§ Assignment
Look through the data and write out every line with the word "heading" in it.

Data records for software interfaces:
—————

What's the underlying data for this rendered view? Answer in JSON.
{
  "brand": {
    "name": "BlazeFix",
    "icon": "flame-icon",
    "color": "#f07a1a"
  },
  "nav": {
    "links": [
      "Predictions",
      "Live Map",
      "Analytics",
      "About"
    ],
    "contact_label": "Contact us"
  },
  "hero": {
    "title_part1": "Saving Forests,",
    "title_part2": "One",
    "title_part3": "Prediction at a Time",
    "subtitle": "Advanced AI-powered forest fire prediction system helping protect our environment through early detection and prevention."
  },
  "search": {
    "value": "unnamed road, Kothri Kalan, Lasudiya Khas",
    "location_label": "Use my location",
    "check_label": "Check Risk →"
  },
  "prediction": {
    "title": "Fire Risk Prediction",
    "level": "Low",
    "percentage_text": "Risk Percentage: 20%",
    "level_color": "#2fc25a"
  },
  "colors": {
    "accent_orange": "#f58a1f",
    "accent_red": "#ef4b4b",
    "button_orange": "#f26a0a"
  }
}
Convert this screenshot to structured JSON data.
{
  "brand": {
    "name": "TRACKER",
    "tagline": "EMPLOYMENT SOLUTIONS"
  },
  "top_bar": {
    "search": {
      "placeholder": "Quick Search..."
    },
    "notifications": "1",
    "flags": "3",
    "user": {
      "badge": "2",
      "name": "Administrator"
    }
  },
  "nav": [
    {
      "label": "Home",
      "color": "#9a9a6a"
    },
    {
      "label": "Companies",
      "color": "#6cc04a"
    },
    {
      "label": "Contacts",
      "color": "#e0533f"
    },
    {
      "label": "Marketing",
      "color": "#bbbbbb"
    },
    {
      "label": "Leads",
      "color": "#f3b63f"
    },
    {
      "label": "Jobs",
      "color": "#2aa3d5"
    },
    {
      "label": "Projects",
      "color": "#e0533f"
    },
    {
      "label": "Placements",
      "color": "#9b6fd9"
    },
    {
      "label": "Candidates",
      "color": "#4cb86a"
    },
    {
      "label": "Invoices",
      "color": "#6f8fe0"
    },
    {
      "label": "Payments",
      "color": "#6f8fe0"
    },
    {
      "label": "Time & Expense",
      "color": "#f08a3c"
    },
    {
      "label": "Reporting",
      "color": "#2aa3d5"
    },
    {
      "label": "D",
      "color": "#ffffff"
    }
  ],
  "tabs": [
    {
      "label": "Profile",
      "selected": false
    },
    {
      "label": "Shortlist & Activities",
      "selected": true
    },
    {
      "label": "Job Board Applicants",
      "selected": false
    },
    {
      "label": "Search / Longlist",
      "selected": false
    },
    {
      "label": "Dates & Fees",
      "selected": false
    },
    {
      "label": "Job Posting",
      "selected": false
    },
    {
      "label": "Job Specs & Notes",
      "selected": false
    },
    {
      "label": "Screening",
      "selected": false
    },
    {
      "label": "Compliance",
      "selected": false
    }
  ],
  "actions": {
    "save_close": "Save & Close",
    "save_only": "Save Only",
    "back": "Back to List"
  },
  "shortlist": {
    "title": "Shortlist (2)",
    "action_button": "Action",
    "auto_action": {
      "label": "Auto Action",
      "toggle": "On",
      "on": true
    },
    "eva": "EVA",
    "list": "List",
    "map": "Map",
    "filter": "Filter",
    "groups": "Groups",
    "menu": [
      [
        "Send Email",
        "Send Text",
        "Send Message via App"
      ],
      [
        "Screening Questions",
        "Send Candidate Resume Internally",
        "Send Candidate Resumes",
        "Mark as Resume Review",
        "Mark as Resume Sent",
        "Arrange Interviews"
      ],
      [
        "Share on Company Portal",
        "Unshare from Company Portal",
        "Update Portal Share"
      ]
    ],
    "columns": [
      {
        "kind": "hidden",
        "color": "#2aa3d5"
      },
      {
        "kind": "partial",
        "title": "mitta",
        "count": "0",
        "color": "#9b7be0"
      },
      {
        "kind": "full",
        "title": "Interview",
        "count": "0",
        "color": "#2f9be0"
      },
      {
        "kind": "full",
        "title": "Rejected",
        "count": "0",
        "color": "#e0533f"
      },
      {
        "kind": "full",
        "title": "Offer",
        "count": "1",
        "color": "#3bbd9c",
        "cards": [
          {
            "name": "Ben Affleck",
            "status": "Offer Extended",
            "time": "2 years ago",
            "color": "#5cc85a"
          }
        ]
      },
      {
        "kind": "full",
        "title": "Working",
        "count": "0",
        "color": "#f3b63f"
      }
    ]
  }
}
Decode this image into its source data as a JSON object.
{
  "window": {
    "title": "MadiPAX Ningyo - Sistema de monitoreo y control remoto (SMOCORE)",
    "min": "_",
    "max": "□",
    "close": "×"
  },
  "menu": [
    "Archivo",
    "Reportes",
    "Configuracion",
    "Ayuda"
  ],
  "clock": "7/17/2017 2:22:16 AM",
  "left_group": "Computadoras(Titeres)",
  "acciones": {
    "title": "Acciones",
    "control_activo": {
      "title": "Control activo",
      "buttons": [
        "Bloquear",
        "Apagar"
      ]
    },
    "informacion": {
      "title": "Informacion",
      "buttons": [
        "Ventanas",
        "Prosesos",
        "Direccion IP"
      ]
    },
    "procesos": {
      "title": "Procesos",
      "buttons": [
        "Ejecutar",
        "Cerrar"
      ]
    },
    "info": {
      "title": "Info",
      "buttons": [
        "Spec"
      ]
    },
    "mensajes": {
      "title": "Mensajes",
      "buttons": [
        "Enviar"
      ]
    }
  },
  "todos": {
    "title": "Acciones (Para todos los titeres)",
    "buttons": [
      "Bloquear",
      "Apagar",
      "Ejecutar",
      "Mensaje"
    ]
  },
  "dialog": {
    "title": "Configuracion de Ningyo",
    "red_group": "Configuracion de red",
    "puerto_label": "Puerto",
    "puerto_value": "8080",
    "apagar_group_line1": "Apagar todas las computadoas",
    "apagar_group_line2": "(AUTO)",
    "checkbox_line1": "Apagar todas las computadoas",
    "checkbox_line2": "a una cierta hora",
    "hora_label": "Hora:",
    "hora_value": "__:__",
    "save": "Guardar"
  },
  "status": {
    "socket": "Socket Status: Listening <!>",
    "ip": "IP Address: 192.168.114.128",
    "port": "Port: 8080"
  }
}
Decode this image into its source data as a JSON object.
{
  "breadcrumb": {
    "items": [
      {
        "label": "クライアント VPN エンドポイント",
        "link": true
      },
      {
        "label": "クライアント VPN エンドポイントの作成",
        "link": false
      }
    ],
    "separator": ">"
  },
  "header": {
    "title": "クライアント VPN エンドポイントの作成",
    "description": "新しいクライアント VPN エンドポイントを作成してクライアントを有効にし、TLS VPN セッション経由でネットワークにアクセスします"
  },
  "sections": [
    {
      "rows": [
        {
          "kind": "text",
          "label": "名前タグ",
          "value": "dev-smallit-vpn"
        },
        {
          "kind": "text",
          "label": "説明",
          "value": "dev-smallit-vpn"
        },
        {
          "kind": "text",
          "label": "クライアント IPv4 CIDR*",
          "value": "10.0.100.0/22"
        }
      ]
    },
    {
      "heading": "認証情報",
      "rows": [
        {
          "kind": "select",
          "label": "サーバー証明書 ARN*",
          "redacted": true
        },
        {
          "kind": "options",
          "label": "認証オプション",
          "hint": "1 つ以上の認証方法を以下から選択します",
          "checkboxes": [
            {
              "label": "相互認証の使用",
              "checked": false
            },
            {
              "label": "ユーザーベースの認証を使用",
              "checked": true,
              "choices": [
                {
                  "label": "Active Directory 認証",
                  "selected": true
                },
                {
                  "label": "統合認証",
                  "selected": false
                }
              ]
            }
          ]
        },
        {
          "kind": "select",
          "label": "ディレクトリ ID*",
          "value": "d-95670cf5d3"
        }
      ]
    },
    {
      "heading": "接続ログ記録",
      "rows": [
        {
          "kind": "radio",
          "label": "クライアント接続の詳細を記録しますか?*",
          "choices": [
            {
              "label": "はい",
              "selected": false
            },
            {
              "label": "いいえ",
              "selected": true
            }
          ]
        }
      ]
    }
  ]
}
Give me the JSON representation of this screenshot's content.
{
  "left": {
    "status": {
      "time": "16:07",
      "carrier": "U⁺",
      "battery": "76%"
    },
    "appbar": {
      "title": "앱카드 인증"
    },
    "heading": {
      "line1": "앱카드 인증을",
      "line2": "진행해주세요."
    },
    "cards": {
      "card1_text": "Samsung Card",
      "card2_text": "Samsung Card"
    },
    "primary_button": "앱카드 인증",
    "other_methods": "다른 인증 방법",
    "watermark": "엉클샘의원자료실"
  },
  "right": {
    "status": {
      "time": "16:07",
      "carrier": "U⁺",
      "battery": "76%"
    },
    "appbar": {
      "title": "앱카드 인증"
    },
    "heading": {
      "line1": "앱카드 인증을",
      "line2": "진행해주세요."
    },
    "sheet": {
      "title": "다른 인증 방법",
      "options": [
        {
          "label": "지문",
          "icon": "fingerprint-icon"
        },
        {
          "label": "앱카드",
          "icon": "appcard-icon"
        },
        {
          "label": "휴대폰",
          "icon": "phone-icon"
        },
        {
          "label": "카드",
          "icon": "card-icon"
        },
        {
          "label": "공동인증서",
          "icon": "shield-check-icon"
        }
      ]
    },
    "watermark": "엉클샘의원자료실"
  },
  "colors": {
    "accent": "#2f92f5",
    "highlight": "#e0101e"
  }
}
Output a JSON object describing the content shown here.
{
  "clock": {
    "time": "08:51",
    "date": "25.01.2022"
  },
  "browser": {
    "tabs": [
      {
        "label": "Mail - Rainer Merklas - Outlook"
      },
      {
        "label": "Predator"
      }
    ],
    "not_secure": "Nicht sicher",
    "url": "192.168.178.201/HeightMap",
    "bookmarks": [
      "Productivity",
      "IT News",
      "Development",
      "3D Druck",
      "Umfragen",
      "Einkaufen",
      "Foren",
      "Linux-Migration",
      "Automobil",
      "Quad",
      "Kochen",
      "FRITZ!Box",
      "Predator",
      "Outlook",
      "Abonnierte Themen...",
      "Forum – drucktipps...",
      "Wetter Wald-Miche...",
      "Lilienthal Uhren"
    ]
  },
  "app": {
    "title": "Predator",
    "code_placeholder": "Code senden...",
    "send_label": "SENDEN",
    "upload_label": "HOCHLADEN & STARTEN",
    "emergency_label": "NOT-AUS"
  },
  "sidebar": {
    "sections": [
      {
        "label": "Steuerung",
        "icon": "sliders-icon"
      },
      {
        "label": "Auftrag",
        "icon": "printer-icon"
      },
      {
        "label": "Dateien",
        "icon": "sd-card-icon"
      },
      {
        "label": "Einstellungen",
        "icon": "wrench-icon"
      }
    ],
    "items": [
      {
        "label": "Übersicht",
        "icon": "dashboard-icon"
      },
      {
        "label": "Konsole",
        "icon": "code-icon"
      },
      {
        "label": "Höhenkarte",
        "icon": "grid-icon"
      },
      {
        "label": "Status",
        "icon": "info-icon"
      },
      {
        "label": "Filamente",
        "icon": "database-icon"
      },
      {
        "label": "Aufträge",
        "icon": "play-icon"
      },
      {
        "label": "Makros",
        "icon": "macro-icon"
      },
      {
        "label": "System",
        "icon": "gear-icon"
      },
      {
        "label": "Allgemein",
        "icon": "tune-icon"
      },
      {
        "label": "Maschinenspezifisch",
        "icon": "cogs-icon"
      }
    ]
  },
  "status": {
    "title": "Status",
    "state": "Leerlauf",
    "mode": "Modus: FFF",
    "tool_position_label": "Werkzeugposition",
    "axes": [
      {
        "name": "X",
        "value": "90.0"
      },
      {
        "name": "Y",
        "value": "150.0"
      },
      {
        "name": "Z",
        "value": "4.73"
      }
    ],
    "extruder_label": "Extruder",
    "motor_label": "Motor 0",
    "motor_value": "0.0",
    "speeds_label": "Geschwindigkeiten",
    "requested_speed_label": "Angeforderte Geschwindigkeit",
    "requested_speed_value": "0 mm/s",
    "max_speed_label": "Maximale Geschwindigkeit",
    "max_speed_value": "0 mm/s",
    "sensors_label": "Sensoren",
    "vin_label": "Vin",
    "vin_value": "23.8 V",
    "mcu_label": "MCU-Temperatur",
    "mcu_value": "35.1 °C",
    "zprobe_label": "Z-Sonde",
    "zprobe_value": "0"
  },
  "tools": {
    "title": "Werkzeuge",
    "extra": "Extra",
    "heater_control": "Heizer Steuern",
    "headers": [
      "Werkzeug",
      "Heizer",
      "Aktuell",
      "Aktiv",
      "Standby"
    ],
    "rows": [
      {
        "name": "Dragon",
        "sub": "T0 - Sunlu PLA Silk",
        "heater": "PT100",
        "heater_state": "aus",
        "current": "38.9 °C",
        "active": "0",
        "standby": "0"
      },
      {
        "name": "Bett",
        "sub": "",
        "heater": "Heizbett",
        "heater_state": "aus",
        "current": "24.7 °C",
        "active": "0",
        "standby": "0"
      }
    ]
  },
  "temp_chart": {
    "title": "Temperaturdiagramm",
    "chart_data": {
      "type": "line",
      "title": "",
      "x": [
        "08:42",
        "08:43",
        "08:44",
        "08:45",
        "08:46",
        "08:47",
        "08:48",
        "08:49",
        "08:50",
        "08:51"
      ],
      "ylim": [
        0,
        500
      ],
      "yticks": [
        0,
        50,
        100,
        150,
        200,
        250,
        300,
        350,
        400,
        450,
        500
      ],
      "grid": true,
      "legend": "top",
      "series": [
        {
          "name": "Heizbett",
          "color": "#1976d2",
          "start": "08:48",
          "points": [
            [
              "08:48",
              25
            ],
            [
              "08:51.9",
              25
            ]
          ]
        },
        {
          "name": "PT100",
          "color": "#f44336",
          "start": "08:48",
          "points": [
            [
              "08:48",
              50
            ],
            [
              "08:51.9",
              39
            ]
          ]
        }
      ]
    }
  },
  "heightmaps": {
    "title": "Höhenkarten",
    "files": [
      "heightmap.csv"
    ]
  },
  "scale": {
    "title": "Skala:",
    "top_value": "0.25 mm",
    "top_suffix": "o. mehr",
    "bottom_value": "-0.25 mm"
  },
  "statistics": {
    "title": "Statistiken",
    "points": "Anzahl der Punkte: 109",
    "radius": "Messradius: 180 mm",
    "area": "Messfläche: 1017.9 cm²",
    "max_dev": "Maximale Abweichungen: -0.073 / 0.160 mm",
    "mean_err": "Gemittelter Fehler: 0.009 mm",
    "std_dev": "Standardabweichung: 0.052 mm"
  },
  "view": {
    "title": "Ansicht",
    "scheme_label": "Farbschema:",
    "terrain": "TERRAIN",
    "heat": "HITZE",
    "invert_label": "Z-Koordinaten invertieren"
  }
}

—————

§ Solution for this exercise
      "heading": "認証情報",
      "heading": "接続ログ記録",
    "heading": {
    "heading": {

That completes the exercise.